I have been working long days as of late. My feet are still killing me, but that’s not what I’m writing about today. Well, maybe a line or two, but really there are a few topics I want to bring up.
1) Tip your waiter/waitress. I don’t care where you are in the world, tip them. In Ireland, the rules on tipping are a bit blurry. If you’re recieving table service, it’s common to tip, but not everyone does. If you’re not receiving table service, there is not as much of an expectation for you to tip. Either way, a little something does more than help pay the bills (which it does). It is a sign of gratitude, which everyone should spread around! Receiving a tip makes you feel good. Giving a tip because you WANT to give will make you feel good too. It might also help your waitress/waiter pay for a massage that they likely need.
2) Please do not put your sugar packets, napkins, coaster pieces, jam containers or anything else in your cups. We have to fish it out to give it to the cleaning staff. Not always pleasant.
3) Since I have started work, I have encountered a couple different ethically concerning situations in which I did nothing. I legitimately had no idea what to do in these situations. Had I not been at work, I would like to think I would have reacted differently. Maybe just reacted at all. Being a waitress means overhearing conversations, seeing people interact.
On one occasion, I was in a bathroom stall when a mother and her child came into the washroom. I heard the mother hit her child followed by the child crying. The mother was yelling at the child, accusing him/her of ruining the night because he/she was being indecisive and making her “look bad”. The child, crying, kept saying to his/her mom that he/she did not understand why she had hit him/her. The kid told his mother that it was not kind to hit. The mother kept saying that it was essentially her punishment because the child was making her look bad. Sitting in the stall, I kept very quiet and waited for them to leave.
Recently, I was clearing a table beside a different table where a couple was seated. I overheard their conversation in which the man was verbally and emotionally abusing his significant other, telling her she was such a burden, that she was the cause of his numerous headaches simply because she asked for a clarification about which person he was talking about.

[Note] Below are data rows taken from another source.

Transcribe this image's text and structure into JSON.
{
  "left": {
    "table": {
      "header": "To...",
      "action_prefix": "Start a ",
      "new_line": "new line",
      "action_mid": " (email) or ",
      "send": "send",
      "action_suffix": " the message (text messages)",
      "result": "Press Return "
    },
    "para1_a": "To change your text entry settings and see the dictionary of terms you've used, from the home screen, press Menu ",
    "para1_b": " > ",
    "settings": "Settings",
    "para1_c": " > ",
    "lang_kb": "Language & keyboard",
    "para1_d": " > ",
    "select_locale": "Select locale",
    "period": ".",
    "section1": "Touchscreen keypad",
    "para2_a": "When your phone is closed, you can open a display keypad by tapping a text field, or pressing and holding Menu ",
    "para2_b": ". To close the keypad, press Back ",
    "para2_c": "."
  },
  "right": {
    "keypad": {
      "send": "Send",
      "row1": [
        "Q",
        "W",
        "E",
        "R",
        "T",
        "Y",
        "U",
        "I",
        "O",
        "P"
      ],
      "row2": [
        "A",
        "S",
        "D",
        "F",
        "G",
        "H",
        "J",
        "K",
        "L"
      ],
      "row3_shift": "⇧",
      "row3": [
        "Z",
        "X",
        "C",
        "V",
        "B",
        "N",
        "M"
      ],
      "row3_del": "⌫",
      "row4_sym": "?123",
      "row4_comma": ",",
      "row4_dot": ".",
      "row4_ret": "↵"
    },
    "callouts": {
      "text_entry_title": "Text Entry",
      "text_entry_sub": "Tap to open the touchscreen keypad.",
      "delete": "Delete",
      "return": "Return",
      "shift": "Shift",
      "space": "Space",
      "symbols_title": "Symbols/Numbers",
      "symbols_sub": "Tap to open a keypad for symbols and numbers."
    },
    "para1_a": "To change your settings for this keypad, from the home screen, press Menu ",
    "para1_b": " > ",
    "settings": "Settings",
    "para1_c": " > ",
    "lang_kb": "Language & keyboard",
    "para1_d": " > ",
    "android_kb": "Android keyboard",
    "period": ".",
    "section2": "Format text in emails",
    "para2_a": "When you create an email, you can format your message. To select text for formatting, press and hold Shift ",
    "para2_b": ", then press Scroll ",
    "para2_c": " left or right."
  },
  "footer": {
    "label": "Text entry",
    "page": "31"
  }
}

His tone was angry and filled with jealousy and bullying.
It made me enormously uncomfortable. Mostly because I didn’t and still don’t know how much I am supposed to interfere in overheard conversations. How involved am I supposed to be if I am not supposed to be involved? I am not a parent, so I do not know the state of mind the mother was in when she hit her child without first taking the time to listen to her child. I am not in a relationship, so I cannot entirely relate to the couple sitting in the restaurant enjoying dinner. I don’t have any background information. All I have is what I see and hear. If we all made judgements based on a fraction of the whole picture, how are we to know that we are making a fair judgement?
In the same breath, if I witness injustice, bullying, abuse, racism, or anything else demeaning to someone, am I not obligated to act, no matter the situation, no matter the personal risk? If I could lose my job (which I really need) over a potentially unfair judgement, am I risking too much? And if the person being wronged really needs my help and I do nothing… How am I supposed to cope with that?
I once had a boss who said to me “Seek first to understand before being understood.” I am not likely to start a “Stop. Drop. Talk.” Counselling service in the workplace, but sometimes, I kind of wish I could.
4) On a lighter note, the best part about waiting tables in a hotel restaurant is that everyone has a story to tell. If I have a second to chat, I often do, and almost never regret asking about why they’re in Galway, where they’re travelling from, and how long they’re staying. Take time to listen to people. There is so much positivity out there! Let it all in!